The workforce is in short supply. This is very much a current issue not just here in Quebec but on an international level as well. The unemployment rate is hitting an all-time low. Big companies as well as SMEs rival each in ingenuity and employers are going abroad to attract qualified workers.
The needs are pressing. We can all feel it.
The extent of this problem calls for a solution that is strategic, sustainable and long-term in nature.
Why? Because we haven’t seen anything yet.
Technological as well as economic evolution is profoundly transforming working life. The changes are so extensive that experts predict that eighty-five per cent of the jobs of 2030 do not exist today!
Children starting Kindergarten this year are going to be the young adults performing these new jobs within 10 to 15 years. If we want Quebec to maintain and affirm its position as a leader of the economy of the future, it is vital for us to be aware of this evolution and act now to anticipate it.
From word to deed.
We must realize the extent of the task that lies ahead for teachers and education specialists. These professionals will be the first to witness the impact of technological evolution on young people and their aspirations. Their work is essential in providing a perspective and opening up avenues for emerging possibilities. The question is, how can we help them in this?
In our role as enterprises or business leaders, we cannot be passive or indifferent to the work carried out by professionals in the education sector. We can create more connections between learning in school settings and its application within our organizations. All of this can be done while ensuring a safe (and necessary) distance between enterprises and schools, which allows young people the freedom to choose their own path.
Whether as part of the school curriculum or alongside it, organizations such as Kids Code Jeunesse, Youth Fusion, Technoscience and several others are involved and offering practical tools to professionals in the teaching field to develop young people’s interest and skills in science and technology.
Enterprises can provide support for these organizations’ initiatives by offering time and funding.
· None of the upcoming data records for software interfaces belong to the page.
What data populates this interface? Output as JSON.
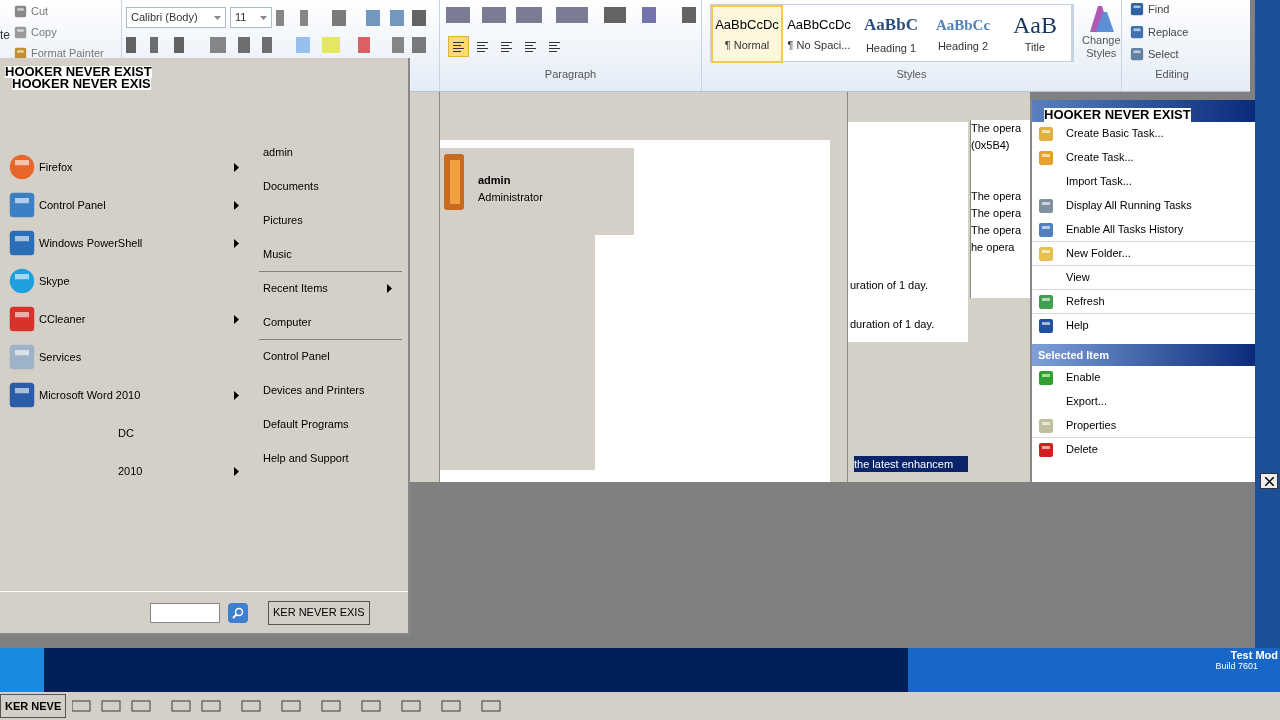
{
  "ribbon": {
    "clipboard": {
      "paste_label": "te",
      "items": [
        {
          "label": "Cut",
          "kind": "scissors"
        },
        {
          "label": "Copy",
          "kind": "copy"
        },
        {
          "label": "Format Painter",
          "kind": "brush"
        }
      ]
    },
    "font": {
      "name": "Calibri (Body)",
      "size": "11"
    },
    "paragraph": {
      "label": "Paragraph",
      "alignments": [
        {
          "selected": true
        },
        {
          "selected": false
        },
        {
          "selected": false
        },
        {
          "selected": false
        },
        {
          "selected": false
        }
      ]
    },
    "styles": {
      "label": "Styles",
      "items": [
        {
          "preview": "AaBbCcDc",
          "name": "¶ Normal",
          "kind": "normal",
          "selected": true
        },
        {
          "preview": "AaBbCcDc",
          "name": "¶ No Spaci...",
          "kind": "normal",
          "selected": false
        },
        {
          "preview": "AaBbC",
          "name": "Heading 1",
          "kind": "heading1",
          "selected": false
        },
        {
          "preview": "AaBbCc",
          "name": "Heading 2",
          "kind": "heading2",
          "selected": false
        },
        {
          "preview": "AaB",
          "name": "Title",
          "kind": "title",
          "selected": false
        }
      ],
      "change": "Change Styles"
    },
    "editing": {
      "label": "Editing",
      "items": [
        {
          "label": "Find",
          "kind": "find"
        },
        {
          "label": "Replace",
          "kind": "replace"
        },
        {
          "label": "Select",
          "kind": "select"
        }
      ]
    }
  },
  "start_menu": {
    "banner": [
      "HOOKER NEVER EXIST",
      "HOOKER NEVER EXIS"
    ],
    "programs": [
      {
        "label": "Firefox",
        "kind": "firefox",
        "submenu": true
      },
      {
        "label": "Control Panel",
        "kind": "control",
        "submenu": true
      },
      {
        "label": "Windows PowerShell",
        "kind": "powershell",
        "submenu": true
      },
      {
        "label": "Skype",
        "kind": "skype",
        "submenu": false
      },
      {
        "label": "CCleaner",
        "kind": "ccleaner",
        "submenu": true
      },
      {
        "label": "Services",
        "kind": "services",
        "submenu": false
      },
      {
        "label": "Microsoft Word 2010",
        "kind": "word",
        "submenu": true
      },
      {
        "label": "DC",
        "kind": "none",
        "submenu": false
      },
      {
        "label": "2010",
        "kind": "none",
        "submenu": true
      }
    ],
    "places": [
      {
        "label": "admin",
        "submenu": false,
        "divider_after": false
      },
      {
        "label": "Documents",
        "submenu": false,
        "divider_after": false
      },
      {
        "label": "Pictures",
        "submenu": false,
        "divider_after": false
      },
      {
        "label": "Music",
        "submenu": false,
        "divider_after": true
      },
      {
        "label": "Recent Items",
        "submenu": true,
        "divider_after": false
      },
      {
        "label": "Computer",
        "submenu": false,
        "divider_after": true
      },
      {
        "label": "Control Panel",
        "submenu": false,
        "divider_after": false
      },
      {
        "label": "Devices and Printers",
        "submenu": false,
        "divider_after": false
      },
      {
        "label": "Default Programs",
        "submenu": false,
        "divider_after": false
      },
      {
        "label": "Help and Support",
        "submenu": false,
        "divider_after": false
      }
    ],
    "shutdown": "KER NEVER EXIS"
  },
  "user_tile": {
    "name": "admin",
    "role": "Administrator"
  },
  "task_list": {
    "status_texts": [
      "The opera",
      "(0x5B4)",
      "The opera",
      "The opera",
      "The opera",
      "he opera"
    ],
    "triggers": [
      "uration of 1 day.",
      "duration of 1 day."
    ],
    "highlight": "the latest enhancem"
  },
  "actions": {
    "title": "HOOKER NEVER EXIST",
    "items": [
      {
        "label": "Create Basic Task...",
        "kind": "wizard",
        "divider_after": false
      },
      {
        "label": "Create Task...",
        "kind": "task",
        "divider_after": false
      },
      {
        "label": "Import Task...",
        "kind": "none",
        "divider_after": false
      },
      {
        "label": "Display All Running Tasks",
        "kind": "list",
        "divider_after": false
      },
      {
        "label": "Enable All Tasks History",
        "kind": "history",
        "divider_after": true
      },
      {
        "label": "New Folder...",
        "kind": "folder",
        "divider_after": true
      },
      {
        "label": "View",
        "kind": "none",
        "divider_after": true
      },
      {
        "label": "Refresh",
        "kind": "refresh",
        "divider_after": true
      },
      {
        "label": "Help",
        "kind": "help",
        "divider_after": false
      }
    ],
    "selected_header": "Selected Item",
    "selected_items": [
      {
        "label": "Enable",
        "kind": "enable",
        "divider_after": false
      },
      {
        "label": "Export...",
        "kind": "none",
        "divider_after": false
      },
      {
        "label": "Properties",
        "kind": "properties",
        "divider_after": true
      },
      {
        "label": "Delete",
        "kind": "delete",
        "divider_after": false
      }
    ]
  },
  "taskbar": {
    "button": "KER NEVE",
    "test_mode": "Test Mod",
    "build": "Build 7601"
  }
}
In doing so, we can collectively contribute to building a scientific spirit, show young people the underlying tools and knowledge within technology, and support them as they develop and acquire both academic and profoundly social ideas. For the skills of the future are not limited to computational thinking and problem-solving alone; creativity, teamwork, critical thinking and empathy are also going to be indispensable.
We have a responsibility to make our own expertise available to young people. By opening the doors of our organizations, we can encourage experiential learning, offer mentorships and put forward positive models—all of which may spur the interest of young girls in particular for jobs in the STEM (science, technology, engineering and math) fields.
We do not claim to have all the solutions and there is still much to do, but if we want to collectively be ready to face the new economy of 2030, it is our responsibility to act now.
Everything is happening today, in the classrooms.
Let us take action and support education to allow the next generation realize its own ambitions as well as those of Quebec.
Yannis Mallat, CEO of Ubisoft Canadian Studios
Andrée Cossette, Associate Director, Ubisoft Québec
Jimmy Boulianne, Managing Director, Ubisoft Saguenay